by Barry Waldman
Students graduating from college and graduate school today face a very different future than their counterparts did just three years ago.
Consider this: today’s graduates already know they may spend the bulk of their careers working from home. When they do commute to work, they are likely to be travelling in an electric vehicle, if not today then in the very near future.
They will be working with Millennials and Gen Zers who expect the workplace to cater to their needs, not the other way around, and who have the market power to demand it.
They will be working in factories run by engineers, not line workers, designing systems that can be operated by the touch of a button. They will work in office buildings without personal offices or cubicles because most employees work remotely.
They will be appealing to consumers who increasingly bend their shopping decisions around businesses’ commitment to being environmentally friendly and socially conscious. They will be working with management teams concerned with issues of diversity, equity and inclusion (DEI) like never before.
Soft Skills Trump Subject Expertise
The skills required in a post-Covid workplace will be familiar to anyone who participated in the workplace 10-20-and-30 years ago. And they will be totally different as well.
In the old days, subject expertise was the key to success. The more knowledgeable and skilled the engineer, accountant or insurance salesperson, the higher they rose in the company. Today, core skills are a pre-requisite to success. The differentiators are soft skills, says Trevor Crunelle, a former Naval officer, three-decade veteran of engineering and sales, and now The Growth Coach of the Lowcountry, an executive training and business effectiveness company.
Crunelle lists flexibility as the number one attribute he would be looking for in a new graduate. Is a potential employee’s mind facile enough, and are they emotionally prepared to pivot when conditions change, as they inevitably will? The last few years has been proof of the importance of flexibility, as masking, distancing, remote working and outdoor or remote delivery of services became critical to the survival of many businesses.
Like many business experts, Crunelle is looking for critical thinkers, people who are strategic and intentional in thought and action. Before they plan their tactics, they consider their goals and the strategies required to achieve them. Crunelle’s business coaching is built on a trademarked process that establishes a strategic plan for every aspect of a business. He says many managers are often strategic about their area of the business, but not about others.
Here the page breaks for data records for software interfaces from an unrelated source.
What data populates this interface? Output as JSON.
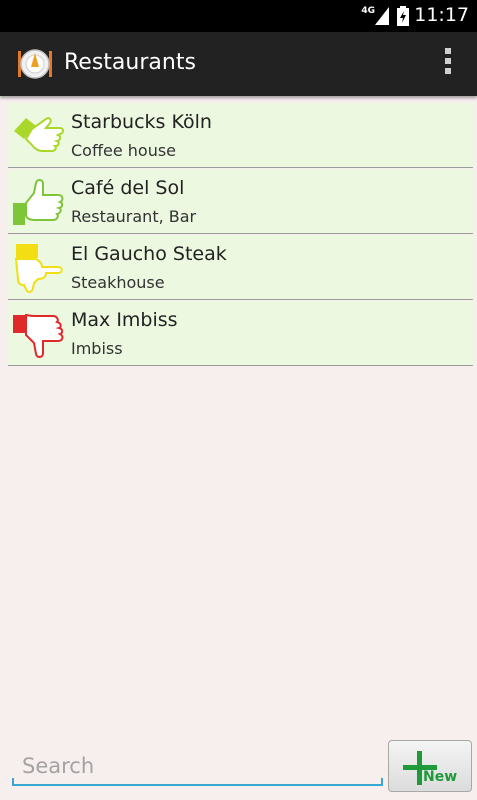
{
  "status_bar": {
    "network": "4G",
    "time": "11:17"
  },
  "action_bar": {
    "title": "Restaurants"
  },
  "restaurants": [
    {
      "name": "Starbucks Köln",
      "kind": "Coffee house",
      "rating_icon": "thumb-sideways-up-icon",
      "color": "#a9d82a"
    },
    {
      "name": "Café del Sol",
      "kind": "Restaurant, Bar",
      "rating_icon": "thumb-up-icon",
      "color": "#7dc63a"
    },
    {
      "name": "El Gaucho Steak",
      "kind": "Steakhouse",
      "rating_icon": "thumb-sideways-down-icon",
      "color": "#f2de12"
    },
    {
      "name": "Max Imbiss",
      "kind": "Imbiss",
      "rating_icon": "thumb-down-icon",
      "color": "#e02a2a"
    }
  ],
  "search": {
    "placeholder": "Search",
    "value": ""
  },
  "new_button": {
    "label": "New"
  },
  "colors": {
    "accent": "#3aa7d3",
    "new_green": "#1e9a3a",
    "row_bg": "#ecf8e0",
    "page_bg": "#f7eeee"
  }
}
“You need to build that mindset. A company may have a great marketing plan but nothing for employee development. You need to be strategic in each functional area,” he said.
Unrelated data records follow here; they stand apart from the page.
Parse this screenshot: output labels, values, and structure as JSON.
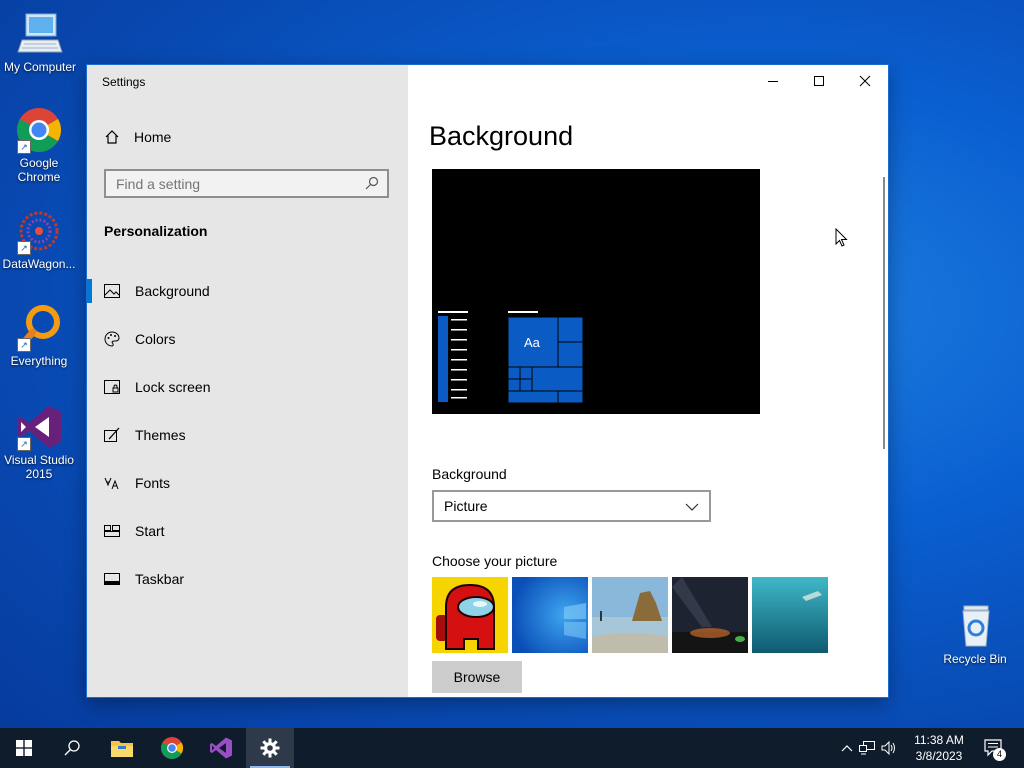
{
  "desktop": {
    "icons": [
      {
        "label": "My Computer"
      },
      {
        "label": "Google Chrome"
      },
      {
        "label": "DataWagon..."
      },
      {
        "label": "Everything"
      },
      {
        "label": "Visual Studio 2015"
      },
      {
        "label": "Recycle Bin"
      }
    ]
  },
  "window": {
    "title": "Settings",
    "home_label": "Home",
    "search_placeholder": "Find a setting",
    "section_label": "Personalization",
    "nav": [
      {
        "label": "Background",
        "icon": "picture-icon",
        "active": true
      },
      {
        "label": "Colors",
        "icon": "palette-icon"
      },
      {
        "label": "Lock screen",
        "icon": "lock-screen-icon"
      },
      {
        "label": "Themes",
        "icon": "themes-icon"
      },
      {
        "label": "Fonts",
        "icon": "fonts-icon"
      },
      {
        "label": "Start",
        "icon": "start-icon"
      },
      {
        "label": "Taskbar",
        "icon": "taskbar-icon"
      }
    ]
  },
  "main": {
    "title": "Background",
    "preview_tile_label": "Aa",
    "background_label": "Background",
    "background_value": "Picture",
    "choose_label": "Choose your picture",
    "browse_label": "Browse"
  },
  "taskbar": {
    "clock_time": "11:38 AM",
    "clock_date": "3/8/2023",
    "notification_count": "4"
  },
  "colors": {
    "accent": "#0078d7",
    "desktop": "#0a5fd0",
    "taskbar": "#0f1c2c",
    "sidebar": "#e6e6e6"
  }
}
Students should be learning to think strategically in graduate school, but that is not always the case. For years, businesses complained that their young employees were subject experts lacking critical thinking skills.
The term “emotional intelligence” was coined by researchers Peter Salovey and John Mayer in 1990 to describe the ability to process information about one’s own emotionsand other people’s. It’s also the ability to use this information to guide one’s own thoughts and behavior. In his 1996 book popularizing the concept, Daniel Goleman argued that EQ could be learned and practiced, and he urged that it be included in school curricula.
Crunelle believes EQ has always been critical to good management, but will increase in value as employees expect their employer to allow them to bring their whole selves to work and feel empowered to leave if they are dissatisfied. Fifty years ago, the boss told his subordinates what to do and they followed his orders… or else they got fired. Today, employees are not fungible, and they don’t consider themselves subordinates. Successful leaders today believe in servant leadership, focused on the growth and well-being of employees as the springboard to customer satisfaction.
Communication and Problem Solving
Other top skills often mentioned by business experts are communication and problem solving. Particularly in an increasingly diverse workplace, employees who can communicate with many different kinds of people will have the most success. Problem-solving is increasingly important in a complex workplace built on technology that few users understand.
Commitment to Diversity, Equity and Inclusion
Crunelle believes the recent focus on diversity, equity and inclusion (DEI) will endure and continue to challenge and inspire businesses and the people who work in them. “The basis is awareness, but it will require a strategic approach and real action,” he said. Younger members of the workforce, like those just graduating, may be best positioned to understand the impetus for DEI and approaches to succeed.In the next-gen workplace, soft skills will separate those who rise within organizations. The more higher education programs can teach these skills, the more success their graduates will have.